Next, we can see that the malware is able to perform read/write functions on the data in the target directories, resulting in successful encryption of that data:

We can see from the image below that the malware is able to write the ransom-note text file to the disk:

And finally, we can see that the execution is completed successfully, resulting in the data present in the target directory being encrypted:

The file we provided in the target directory is now encrypted and a ransom-note is created in the same directory:

The malware also checks if the data in the target directory is already encrypted. To demonstrate this, we ran the malware against the same target directory one more time.

Upon execution, the malware runs a check on the data present in the target directory and identifies it to be already encrypted:

As a result, the execution ends up with no data being encrypted:

VMware ESX targeting

This malware also tries to use the esxcli, the command line interface for VMware ESX platform. Let’s take a quick look at the parameters passed to esx as command-line arguments.

vm process list

List the virtual machines on this system. This command currently will only list running VMs on the system.

vm process kill

Used to forcibly kill Virtual Machines that are stuck and not responding to normal stop operations.

— type

There are three types of VM kills that can be attempted: [soft, hard, force].

— world-id | -w

The World ID of the Virtual Machine to kill. This can be obtained from the ‘vm process list’ command (required)

So basically what these esx command-line arguments are doing is shutting down all VMs running on the ESX platform.

The idea is to run the malware targeting the ‘/vmfs’ directory and encrypt all the data present in that directory so all the VMs are rendered inoperable until the data is decrypted.

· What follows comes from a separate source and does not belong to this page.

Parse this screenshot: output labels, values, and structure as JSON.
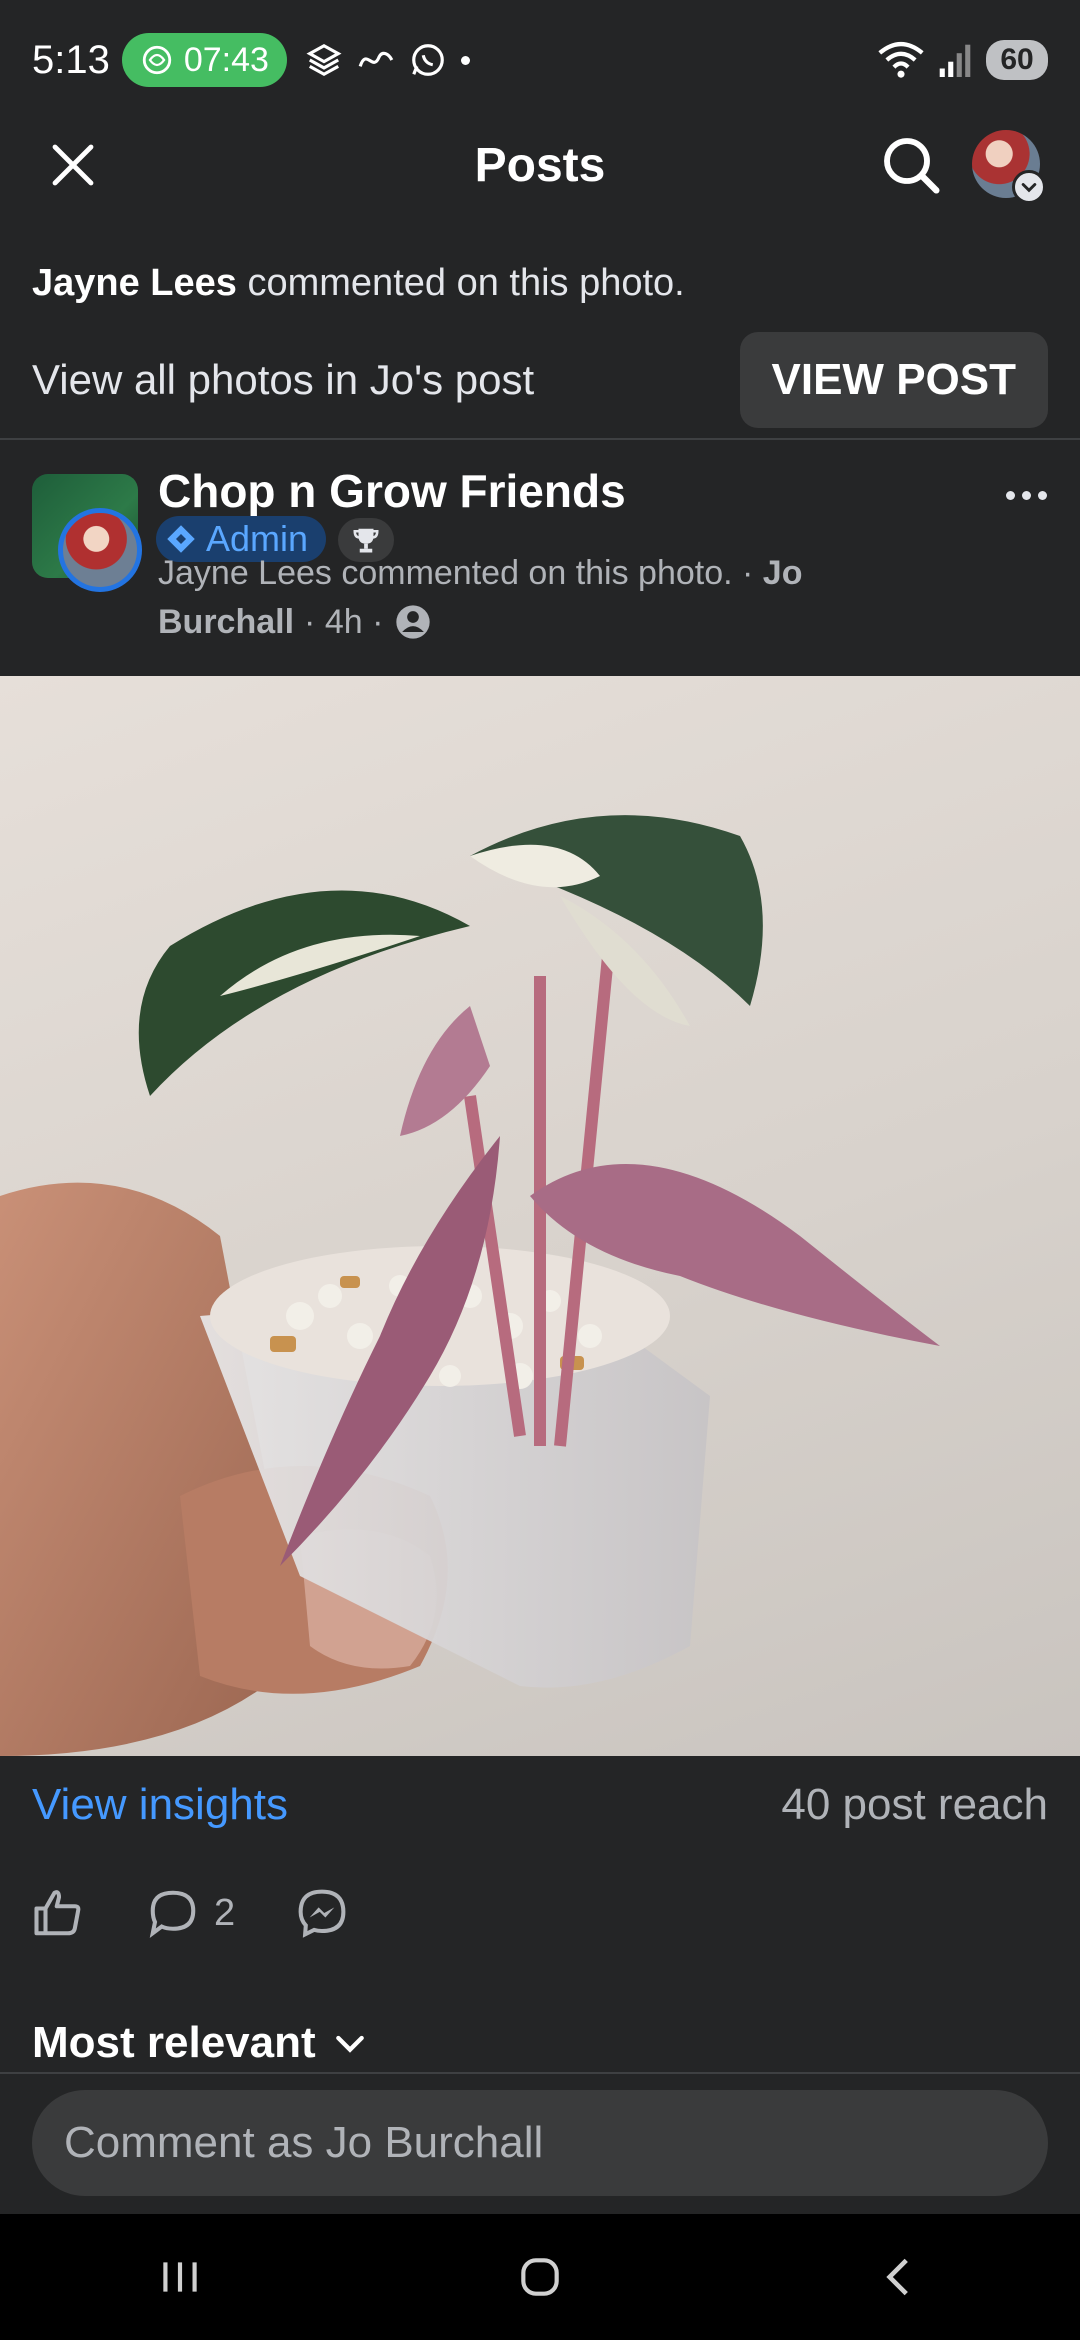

This targeting is similar to that seen in DarkSide’s Linux variant.

Command-line Arguments

The malware requires the following parameters to be passed for its execution to begin:

elf.exe — path /vmfs/ — threads 5

It also allows the ‘ — silent’ option that executes the malware without stopping the VMs

— silent (-s) use for not stoping VMs mode *


The config of this Linux version is similar to that of its Windows variant, only with less fields.

Here’s an image showing the config we were able to extract from the sample we analysed:


The malware also gathers information about the victim machine which is gathered by running this command:

uname -a && echo “ | “ && hostname

And we can see the result in the stack:

The info is then passed through the registers:

And the end-result is created in the form of this config with the victim information:


The malware uses Salsa20 encryption algorithm (just like its Windows variant) to encrypt the data and here’s the pseudocode for the function that implements it:



The malware runs this command to determine machine info:

The malware tries to query this directory:

The malware runs this command to stop VMs running on the ESX platform in order to encrypt the data on those VMs:


In some instances, typos that malware authors commit to the code are useful in detection of the malware or similar code used in other malware. These are a couple of typos we found in this variant of Revix:


As we can see in the analysis notes above, the execution is a bit clunky in this variant and requires multiple conditions to be met before the ransomware is successful in encrypting data. The malware needs to be executed as a command-line argument with elevated privileges and specified target directories and number of threads. If the malware is not run in silent mode, it will try to stop the VMs which could trigger off a detection and quite possibly fail to encrypt data on the VMs due to reduced/restricted access.


ESXi 7.0 U3 ESXCLI Command Reference

DarkSide on Linux: Virtual Machines Targeted — Naiim, M.,2021

getdents64(2) — Linux man page

Code Analysis details by Intezer Analyse

DFIR enthusiast. Founder of HCKSYD. Founder of Security BSides Sydney Australia. Malware Analyst.